→ **Description of the task**: Your answer must be a single number: the count of lines in the records below that include the string "bill".
(Beginning of Material to process)
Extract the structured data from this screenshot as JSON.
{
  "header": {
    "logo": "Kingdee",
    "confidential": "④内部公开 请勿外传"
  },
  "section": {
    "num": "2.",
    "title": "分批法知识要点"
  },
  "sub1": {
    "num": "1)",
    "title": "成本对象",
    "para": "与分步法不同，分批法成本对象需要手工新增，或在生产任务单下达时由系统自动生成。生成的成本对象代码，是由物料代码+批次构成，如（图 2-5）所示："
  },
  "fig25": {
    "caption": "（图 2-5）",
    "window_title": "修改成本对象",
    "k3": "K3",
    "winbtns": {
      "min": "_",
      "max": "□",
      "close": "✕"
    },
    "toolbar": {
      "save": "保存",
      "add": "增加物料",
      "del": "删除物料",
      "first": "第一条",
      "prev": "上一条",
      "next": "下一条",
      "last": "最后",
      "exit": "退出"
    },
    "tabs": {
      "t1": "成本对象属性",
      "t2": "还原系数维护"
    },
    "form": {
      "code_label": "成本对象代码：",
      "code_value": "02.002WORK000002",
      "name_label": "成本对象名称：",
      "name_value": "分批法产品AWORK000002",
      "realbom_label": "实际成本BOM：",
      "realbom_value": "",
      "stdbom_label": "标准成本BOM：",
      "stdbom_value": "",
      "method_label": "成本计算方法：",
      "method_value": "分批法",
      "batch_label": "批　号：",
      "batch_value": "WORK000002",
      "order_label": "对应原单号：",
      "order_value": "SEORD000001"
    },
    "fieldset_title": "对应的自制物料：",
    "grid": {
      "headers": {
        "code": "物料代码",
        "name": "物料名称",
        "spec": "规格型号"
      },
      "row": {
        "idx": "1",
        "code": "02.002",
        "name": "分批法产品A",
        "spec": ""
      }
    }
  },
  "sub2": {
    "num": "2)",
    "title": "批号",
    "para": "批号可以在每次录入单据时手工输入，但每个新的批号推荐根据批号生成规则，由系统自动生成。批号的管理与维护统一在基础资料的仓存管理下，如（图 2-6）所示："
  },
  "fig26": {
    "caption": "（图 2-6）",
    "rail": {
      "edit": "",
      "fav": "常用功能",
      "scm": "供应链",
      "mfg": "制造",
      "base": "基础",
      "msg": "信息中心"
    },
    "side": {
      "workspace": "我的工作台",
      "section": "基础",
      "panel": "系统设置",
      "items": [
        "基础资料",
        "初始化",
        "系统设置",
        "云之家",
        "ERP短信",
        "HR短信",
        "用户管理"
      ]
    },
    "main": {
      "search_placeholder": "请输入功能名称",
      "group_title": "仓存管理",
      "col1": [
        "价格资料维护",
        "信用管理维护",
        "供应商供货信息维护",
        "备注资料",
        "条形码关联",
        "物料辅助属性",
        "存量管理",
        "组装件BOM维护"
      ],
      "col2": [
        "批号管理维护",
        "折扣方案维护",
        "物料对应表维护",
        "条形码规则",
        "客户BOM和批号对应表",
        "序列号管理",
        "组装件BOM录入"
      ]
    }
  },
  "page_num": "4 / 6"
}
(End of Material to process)
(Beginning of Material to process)
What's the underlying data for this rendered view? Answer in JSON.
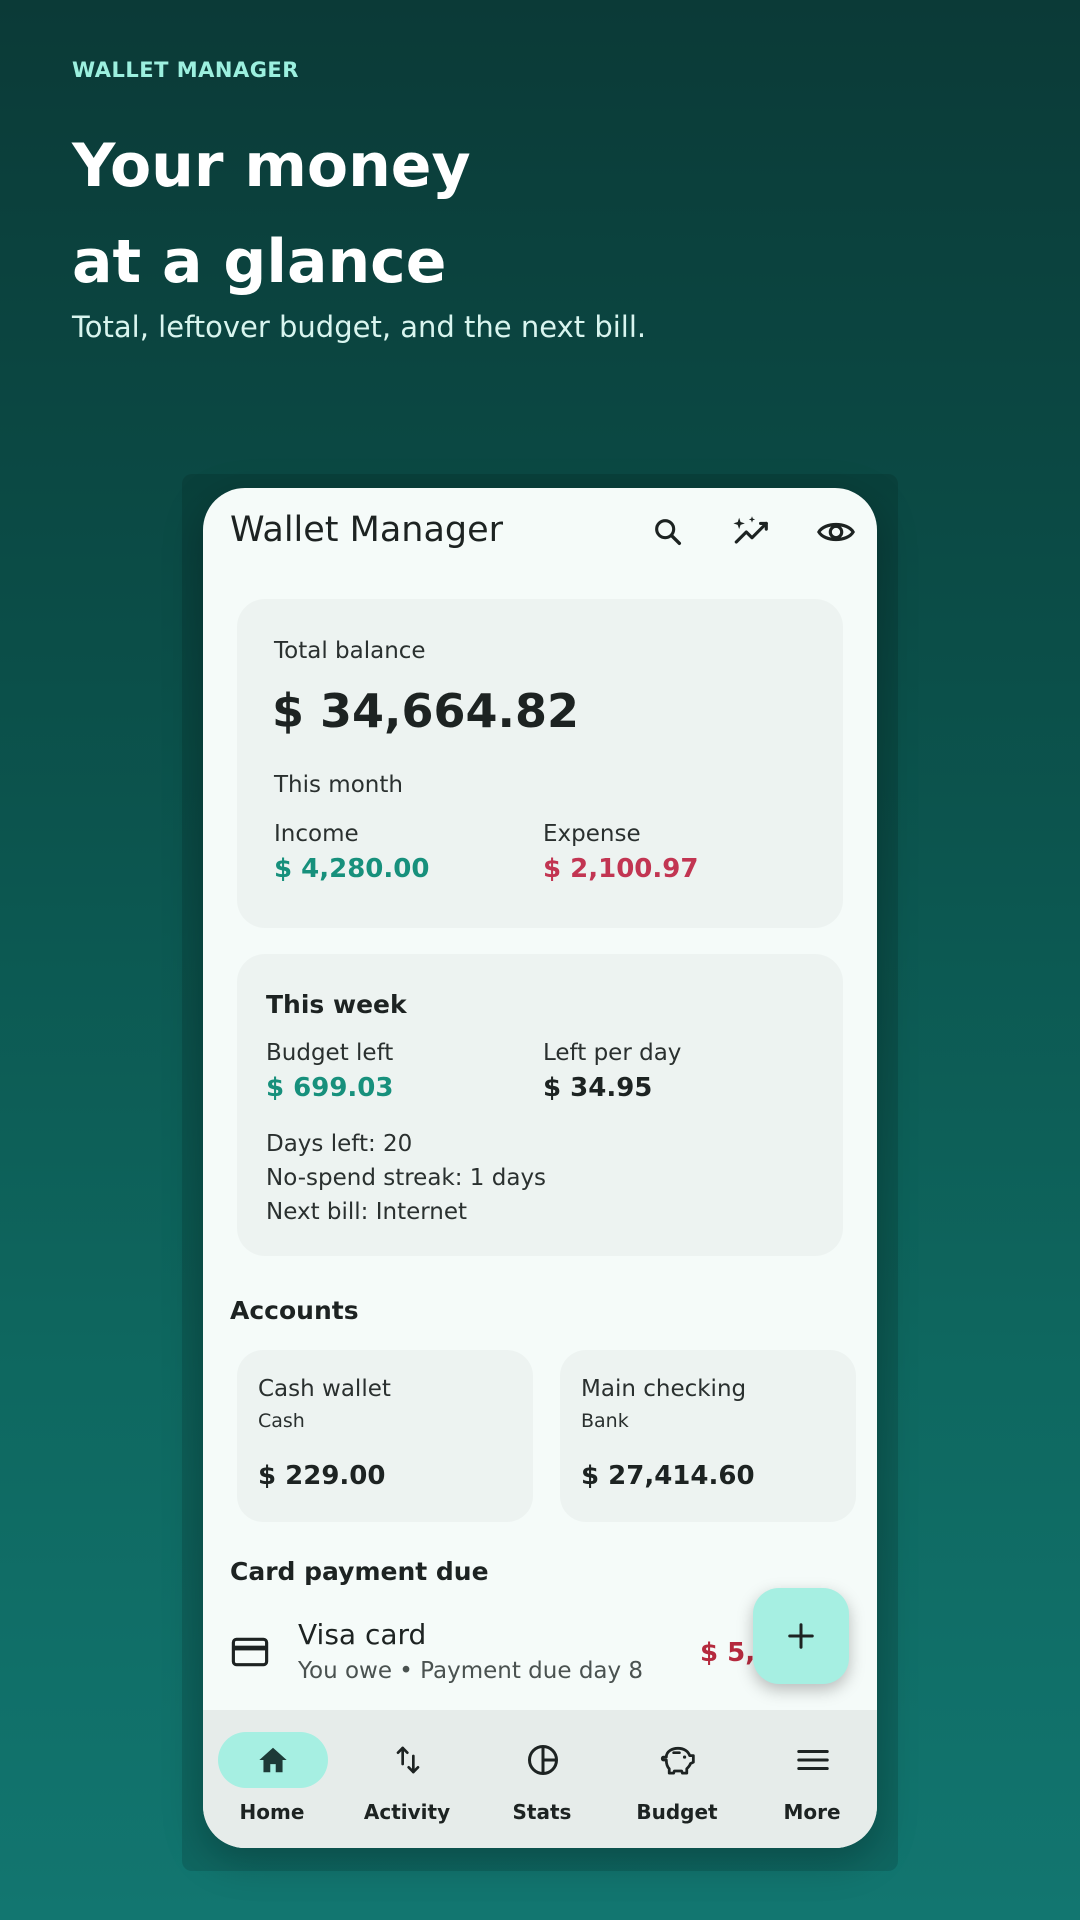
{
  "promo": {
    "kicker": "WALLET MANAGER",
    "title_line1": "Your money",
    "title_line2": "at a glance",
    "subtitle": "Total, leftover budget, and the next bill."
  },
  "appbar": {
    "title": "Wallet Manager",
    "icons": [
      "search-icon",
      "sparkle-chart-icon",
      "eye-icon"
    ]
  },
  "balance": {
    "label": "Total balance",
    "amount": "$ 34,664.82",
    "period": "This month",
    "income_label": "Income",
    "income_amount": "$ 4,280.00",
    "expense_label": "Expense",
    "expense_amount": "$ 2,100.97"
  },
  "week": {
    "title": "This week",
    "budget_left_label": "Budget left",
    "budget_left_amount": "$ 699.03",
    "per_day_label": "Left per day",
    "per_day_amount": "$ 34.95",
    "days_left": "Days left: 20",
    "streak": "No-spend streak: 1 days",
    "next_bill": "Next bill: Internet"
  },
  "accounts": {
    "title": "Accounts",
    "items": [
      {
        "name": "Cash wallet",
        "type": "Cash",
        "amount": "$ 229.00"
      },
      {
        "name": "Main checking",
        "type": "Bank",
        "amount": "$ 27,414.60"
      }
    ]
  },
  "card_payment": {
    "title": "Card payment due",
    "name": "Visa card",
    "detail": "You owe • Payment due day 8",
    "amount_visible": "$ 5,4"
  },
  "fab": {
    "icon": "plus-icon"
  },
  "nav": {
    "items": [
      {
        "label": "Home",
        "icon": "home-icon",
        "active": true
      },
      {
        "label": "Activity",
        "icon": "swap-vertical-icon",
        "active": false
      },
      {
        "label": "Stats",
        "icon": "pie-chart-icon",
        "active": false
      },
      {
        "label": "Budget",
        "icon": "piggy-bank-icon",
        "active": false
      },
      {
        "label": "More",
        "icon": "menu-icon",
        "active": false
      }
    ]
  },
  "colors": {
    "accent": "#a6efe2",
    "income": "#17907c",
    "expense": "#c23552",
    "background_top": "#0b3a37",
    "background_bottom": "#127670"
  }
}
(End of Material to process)
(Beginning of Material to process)
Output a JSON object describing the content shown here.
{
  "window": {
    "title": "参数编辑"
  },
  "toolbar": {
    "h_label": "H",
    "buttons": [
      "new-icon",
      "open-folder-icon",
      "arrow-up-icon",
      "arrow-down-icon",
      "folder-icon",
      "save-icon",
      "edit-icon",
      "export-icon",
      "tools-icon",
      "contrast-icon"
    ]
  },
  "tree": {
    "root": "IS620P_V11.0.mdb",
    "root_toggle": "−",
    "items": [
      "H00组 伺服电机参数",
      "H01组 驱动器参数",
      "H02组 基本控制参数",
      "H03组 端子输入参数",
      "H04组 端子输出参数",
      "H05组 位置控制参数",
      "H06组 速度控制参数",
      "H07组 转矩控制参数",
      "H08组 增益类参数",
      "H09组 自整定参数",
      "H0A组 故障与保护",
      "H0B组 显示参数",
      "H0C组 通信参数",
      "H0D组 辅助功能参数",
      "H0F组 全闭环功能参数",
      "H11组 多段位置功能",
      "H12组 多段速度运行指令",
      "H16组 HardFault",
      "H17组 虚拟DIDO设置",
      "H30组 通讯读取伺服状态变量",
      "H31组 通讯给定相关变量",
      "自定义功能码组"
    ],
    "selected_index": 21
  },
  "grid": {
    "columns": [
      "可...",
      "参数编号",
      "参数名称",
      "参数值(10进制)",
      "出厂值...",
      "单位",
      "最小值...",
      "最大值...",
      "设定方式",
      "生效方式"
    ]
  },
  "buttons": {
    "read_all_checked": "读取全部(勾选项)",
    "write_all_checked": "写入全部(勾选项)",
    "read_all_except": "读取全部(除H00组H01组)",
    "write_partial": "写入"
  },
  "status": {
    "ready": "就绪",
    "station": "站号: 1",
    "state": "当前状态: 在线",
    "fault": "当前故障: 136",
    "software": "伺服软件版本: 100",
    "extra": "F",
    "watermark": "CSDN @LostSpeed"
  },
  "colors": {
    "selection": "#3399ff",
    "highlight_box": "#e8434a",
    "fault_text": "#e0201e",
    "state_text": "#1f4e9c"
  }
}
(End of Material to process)
→ **Result of this exercise**: 2